What the task asks: Report every line in the records below that holds the word "position".

:::

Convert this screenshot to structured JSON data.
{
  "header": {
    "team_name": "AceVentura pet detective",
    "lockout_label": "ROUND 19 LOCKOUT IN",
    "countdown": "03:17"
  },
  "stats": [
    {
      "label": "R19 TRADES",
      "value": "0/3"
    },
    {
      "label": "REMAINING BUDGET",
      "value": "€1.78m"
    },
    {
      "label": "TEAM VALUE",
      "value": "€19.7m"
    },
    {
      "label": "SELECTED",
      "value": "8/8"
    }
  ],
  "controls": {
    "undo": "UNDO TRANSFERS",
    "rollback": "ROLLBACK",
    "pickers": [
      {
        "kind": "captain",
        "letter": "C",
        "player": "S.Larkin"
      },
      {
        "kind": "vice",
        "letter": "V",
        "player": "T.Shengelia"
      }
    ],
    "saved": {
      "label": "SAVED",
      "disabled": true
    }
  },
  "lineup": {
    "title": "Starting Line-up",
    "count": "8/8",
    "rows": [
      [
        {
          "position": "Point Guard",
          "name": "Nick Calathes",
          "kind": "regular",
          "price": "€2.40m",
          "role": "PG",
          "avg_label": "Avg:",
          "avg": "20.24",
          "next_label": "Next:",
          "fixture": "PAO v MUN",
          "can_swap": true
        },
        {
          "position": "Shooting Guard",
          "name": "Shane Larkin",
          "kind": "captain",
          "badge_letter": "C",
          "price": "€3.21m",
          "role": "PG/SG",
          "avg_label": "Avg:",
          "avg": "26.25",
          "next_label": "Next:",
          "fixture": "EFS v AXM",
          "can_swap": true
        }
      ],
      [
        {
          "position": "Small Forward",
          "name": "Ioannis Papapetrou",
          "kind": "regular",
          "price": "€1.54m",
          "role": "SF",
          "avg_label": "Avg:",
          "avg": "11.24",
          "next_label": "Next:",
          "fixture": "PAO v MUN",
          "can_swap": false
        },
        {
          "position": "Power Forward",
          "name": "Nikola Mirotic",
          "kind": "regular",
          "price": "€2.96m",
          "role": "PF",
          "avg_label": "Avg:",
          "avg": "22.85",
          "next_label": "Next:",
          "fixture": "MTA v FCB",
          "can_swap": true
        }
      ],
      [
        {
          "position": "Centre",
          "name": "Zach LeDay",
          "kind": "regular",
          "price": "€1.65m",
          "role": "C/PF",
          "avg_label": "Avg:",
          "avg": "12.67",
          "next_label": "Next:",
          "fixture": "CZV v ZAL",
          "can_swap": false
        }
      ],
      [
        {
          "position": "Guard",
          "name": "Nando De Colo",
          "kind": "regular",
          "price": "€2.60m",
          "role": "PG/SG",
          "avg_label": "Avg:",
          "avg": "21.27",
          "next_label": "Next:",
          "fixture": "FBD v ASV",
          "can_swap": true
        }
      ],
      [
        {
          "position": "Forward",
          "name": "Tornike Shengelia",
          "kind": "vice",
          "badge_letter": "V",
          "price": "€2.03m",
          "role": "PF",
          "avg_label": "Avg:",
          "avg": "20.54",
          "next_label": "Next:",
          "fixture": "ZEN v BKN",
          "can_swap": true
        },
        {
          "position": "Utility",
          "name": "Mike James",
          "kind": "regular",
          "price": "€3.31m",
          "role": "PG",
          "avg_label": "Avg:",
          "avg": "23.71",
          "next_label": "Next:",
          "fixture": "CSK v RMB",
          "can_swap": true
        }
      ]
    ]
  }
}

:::

Completed exercise:
          "position": "Point Guard",
          "position": "Shooting Guard",
          "position": "Small Forward",
          "position": "Power Forward",
          "position": "Centre",
          "position": "Guard",
          "position": "Forward",
          "position": "Utility",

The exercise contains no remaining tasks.